━━━ Material provided

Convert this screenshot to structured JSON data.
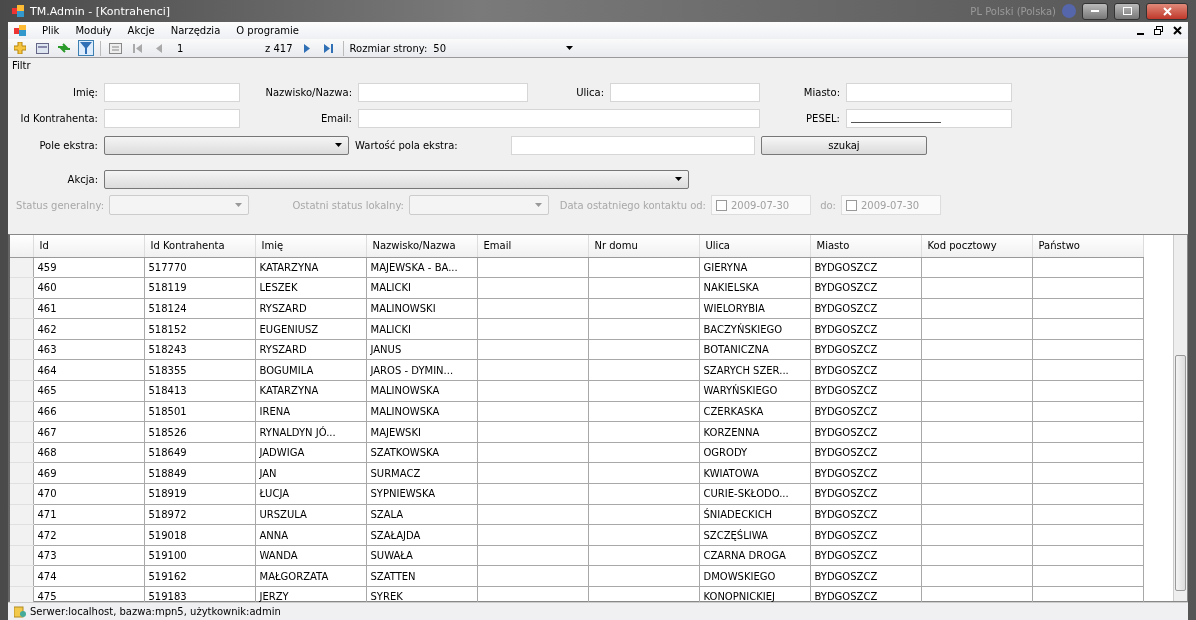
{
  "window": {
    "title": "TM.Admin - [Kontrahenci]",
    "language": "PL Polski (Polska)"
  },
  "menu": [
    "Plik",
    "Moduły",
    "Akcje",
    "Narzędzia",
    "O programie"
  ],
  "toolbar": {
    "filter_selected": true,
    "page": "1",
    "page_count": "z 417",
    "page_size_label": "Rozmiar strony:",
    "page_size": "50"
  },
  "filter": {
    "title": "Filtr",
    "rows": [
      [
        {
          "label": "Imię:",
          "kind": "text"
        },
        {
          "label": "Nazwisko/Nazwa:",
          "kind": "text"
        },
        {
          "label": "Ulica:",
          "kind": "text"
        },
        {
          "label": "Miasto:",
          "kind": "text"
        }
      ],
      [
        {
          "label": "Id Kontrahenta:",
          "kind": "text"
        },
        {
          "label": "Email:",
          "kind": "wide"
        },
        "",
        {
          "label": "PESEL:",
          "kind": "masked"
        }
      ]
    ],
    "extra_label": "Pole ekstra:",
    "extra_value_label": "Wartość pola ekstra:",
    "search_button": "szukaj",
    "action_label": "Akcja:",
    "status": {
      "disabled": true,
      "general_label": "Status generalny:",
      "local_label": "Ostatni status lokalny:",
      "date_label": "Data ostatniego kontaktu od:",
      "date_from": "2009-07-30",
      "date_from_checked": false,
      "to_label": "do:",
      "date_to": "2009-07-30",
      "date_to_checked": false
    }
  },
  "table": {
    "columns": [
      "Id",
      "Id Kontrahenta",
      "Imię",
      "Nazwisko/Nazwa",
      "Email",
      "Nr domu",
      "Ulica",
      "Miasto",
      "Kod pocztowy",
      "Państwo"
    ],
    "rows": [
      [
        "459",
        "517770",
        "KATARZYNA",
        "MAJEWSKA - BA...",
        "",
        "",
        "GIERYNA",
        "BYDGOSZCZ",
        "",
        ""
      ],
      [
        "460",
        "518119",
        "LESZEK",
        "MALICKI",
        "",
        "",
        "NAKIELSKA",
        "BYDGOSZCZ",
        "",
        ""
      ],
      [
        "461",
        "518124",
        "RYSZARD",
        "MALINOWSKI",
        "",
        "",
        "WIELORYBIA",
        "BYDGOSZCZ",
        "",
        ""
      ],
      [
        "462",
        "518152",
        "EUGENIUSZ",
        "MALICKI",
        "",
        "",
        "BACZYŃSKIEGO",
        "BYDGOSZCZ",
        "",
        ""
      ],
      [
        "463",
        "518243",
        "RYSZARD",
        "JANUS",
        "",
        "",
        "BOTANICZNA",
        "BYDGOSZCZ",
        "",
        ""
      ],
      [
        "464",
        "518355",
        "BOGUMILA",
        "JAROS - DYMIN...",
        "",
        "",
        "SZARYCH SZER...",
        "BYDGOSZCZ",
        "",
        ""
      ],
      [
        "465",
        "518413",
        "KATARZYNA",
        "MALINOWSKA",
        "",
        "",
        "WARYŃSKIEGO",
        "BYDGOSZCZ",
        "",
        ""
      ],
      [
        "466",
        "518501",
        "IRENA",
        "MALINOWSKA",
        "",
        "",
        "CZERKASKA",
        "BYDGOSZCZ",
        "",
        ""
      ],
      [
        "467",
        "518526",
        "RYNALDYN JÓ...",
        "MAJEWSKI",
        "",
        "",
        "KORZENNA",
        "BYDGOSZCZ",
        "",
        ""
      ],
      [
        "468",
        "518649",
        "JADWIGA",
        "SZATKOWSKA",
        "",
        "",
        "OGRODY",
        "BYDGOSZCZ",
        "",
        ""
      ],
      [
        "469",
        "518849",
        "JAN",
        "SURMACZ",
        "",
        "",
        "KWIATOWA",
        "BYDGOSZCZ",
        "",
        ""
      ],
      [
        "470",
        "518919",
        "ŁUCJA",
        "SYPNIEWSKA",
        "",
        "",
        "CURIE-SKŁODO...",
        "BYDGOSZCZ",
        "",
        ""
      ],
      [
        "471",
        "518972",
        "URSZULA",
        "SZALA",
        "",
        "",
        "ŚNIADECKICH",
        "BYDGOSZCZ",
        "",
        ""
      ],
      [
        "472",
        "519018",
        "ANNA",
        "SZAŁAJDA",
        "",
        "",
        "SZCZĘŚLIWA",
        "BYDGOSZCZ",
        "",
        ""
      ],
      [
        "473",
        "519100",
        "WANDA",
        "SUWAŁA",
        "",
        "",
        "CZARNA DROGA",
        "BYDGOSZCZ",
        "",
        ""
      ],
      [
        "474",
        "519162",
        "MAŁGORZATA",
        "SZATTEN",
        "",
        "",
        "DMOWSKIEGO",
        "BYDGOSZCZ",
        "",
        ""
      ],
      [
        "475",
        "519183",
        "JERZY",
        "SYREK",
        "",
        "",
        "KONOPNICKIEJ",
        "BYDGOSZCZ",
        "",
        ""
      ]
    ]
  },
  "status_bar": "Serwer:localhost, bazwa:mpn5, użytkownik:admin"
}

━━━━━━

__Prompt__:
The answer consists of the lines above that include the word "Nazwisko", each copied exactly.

__Response to the exercise__:
          "label": "Nazwisko/Nazwa:",
      "Nazwisko/Nazwa",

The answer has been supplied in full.